Thursday, September 5, 2013

Literary Tattoos

You may have guessed that a tattoo comes into play in this week's review book, based on the title The Girl With the Dragon Tattoo. So I'm going to talk about other literary characters with tattoos!

I'm starting with comic book characters, because it's more obvious when they have tattoos because you can see them. In Darth Maul's case, you see them every time you look at him, because they're pretty much everywhere. Some sources call his tattoos the markings of a warrior, and some call them the mark of a Sith lord (which makes less sense, because how many other Sith lords do you see with these? Exactly).

There are actually three versions of The Tattooed Man in Green Lantern. The first (above) appeared in 1963, a sailor-turned-burglar, who conjured real things from his tattoos (as seen above). The second was a cellmate of the first, and his tattoos had arcane powers that could trap people inside. The third's tattoos were the sins of men he had killed; he was murdering people to "sin-graft" their sins onto himself, thereby - in his mind - absolving them.

In case you didn't know, Magneto from X-Men grew up in the Auschwitz concentration camp, so he has a prisoner number tattoo.

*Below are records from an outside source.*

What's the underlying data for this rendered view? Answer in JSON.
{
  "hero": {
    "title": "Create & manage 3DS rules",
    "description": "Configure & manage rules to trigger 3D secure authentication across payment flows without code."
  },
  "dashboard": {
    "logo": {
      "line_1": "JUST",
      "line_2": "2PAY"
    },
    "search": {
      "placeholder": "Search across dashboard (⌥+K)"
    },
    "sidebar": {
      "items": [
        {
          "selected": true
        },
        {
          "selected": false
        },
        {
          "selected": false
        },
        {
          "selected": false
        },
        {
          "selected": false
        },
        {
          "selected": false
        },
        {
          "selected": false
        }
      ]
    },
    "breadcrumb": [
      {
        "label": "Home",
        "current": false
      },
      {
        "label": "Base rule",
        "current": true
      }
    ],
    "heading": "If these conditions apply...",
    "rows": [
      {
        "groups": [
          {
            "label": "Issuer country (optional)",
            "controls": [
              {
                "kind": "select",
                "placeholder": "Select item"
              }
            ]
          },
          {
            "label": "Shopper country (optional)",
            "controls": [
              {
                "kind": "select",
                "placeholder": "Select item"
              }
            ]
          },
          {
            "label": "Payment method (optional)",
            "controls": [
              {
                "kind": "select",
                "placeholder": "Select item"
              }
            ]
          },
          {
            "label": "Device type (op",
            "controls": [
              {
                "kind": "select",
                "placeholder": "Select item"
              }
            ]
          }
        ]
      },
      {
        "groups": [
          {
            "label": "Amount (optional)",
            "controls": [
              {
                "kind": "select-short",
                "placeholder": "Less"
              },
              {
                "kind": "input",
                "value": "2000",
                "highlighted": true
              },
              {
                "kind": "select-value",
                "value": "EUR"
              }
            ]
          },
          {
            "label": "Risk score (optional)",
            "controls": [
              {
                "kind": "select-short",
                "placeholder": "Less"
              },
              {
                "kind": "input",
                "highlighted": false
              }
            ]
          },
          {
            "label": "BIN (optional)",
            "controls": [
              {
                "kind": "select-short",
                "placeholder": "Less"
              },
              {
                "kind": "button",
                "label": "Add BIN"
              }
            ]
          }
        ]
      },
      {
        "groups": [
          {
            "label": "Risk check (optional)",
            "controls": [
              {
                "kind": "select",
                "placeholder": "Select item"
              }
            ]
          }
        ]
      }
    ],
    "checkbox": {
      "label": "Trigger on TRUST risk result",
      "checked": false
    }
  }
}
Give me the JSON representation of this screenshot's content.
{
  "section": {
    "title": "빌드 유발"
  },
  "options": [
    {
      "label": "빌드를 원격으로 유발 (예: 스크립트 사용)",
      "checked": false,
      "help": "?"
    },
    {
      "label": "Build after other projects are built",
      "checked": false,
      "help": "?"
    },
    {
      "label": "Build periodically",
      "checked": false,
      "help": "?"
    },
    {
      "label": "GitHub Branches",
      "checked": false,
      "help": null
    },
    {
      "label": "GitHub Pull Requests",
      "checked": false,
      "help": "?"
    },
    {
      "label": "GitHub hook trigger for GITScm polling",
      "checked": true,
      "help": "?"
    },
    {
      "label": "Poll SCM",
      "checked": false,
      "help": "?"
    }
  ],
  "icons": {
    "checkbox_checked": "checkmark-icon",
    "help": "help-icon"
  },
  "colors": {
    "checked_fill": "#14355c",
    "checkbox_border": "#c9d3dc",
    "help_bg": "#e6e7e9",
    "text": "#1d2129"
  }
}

Definitely a different take on tattoos on characters, and a very powerful one.

Tattoos actually show up in Pretties first, as one of many types of vanity "surge" (surgery) available to Pretties. Shay gets jeweled timepieces installed in her eyes which run backwards, because otherwise what's the point? In Specials, Shay and Tally become Specials (spoilers?) and get harsh, intense tattoos like the one pictured above to set them apart from regular Pretties, who would never be allowed to have something so not-happy-making.

I, for one, would really like to see the next edition of the Divergent series books with images of tattoos of the factions, like what the Dauntless initiates get.

Remember when we reviewed Sideways Stories from Wayside School and I talked about my favorite children's books? I briefly mentioned a potato tattoo in my summary. That's because Calvin, one of the kids in Mrs. Jewels' class, is told he can get a tattoo for his birthday. (Ignore the fact that they're in elementary school; much weirder things happen in this series.) Everyone suggests things like a snake fighting an eagle, or a tiger, or a sword... he comes back the next day and proudly shows off his tattoo: a potato. Everyone thinks it's stupid, but his explanation is "I like potatoes." It's a nice, non-didactic lesson in being yourself despite what other people think.

The villain of Red Dragon (who is - shockingly! - referred to as Red Dragon, or Francis Dolarhyde) has the tattoo shown on the cover. You may remember it from the movie.

The Illustrated Man by Ray Bradbury is a collection of unrelated short stories tied together by the framing device of the Illustrated Man, a stranger met by our unnamed narrator. His tattoos are animated and tell the various stories in the book. Bradbury used the Illustrated Man again in Something Wicked This Way Comes as an antagonist, where his tattoos are the souls of victims from a carnival. If you've never read "Kaleidoscope" you should (if you're amenable to sad-ish endings). And if you like "Doctor Who," you'll probably like "The Long Rain," set on Venus and ending on lots of madness. I'm also quite fond of "The Fire Balloons," and "The Visitor" and "The City" are a lot like two of the short stories from The Martian Chronicles.

What other tattooed book characters do you know of?


  1. Apparently Mazer Rackham has some serious Maori artwork going on. Do you remember if they ever mentioned that in Ender's Game? I never got to go back and check before I loaned the book out.
    I know quite a few characters with artwork but I was always interested in the authors who made a specific point of avoiding it - not just not having them but justifying it strongly.

    1. In researching this post, I found a lot of discussion online about the tattoos in the Ender's Game movie. Having never read the books, I can't attest to it firsthand, but most of the responses I found stated that he has no tattoos in the books, and it's a purely aesthetic choice by the creators of the film.

      I never thought about characters ACTIVELY not having tattoos... that's a very interesting thought. The default for everyone is not having tattoos, of course, and I read so much YA fiction, it's natural for characters to not have them because they're usually too young to get them legally (if it's set in our world).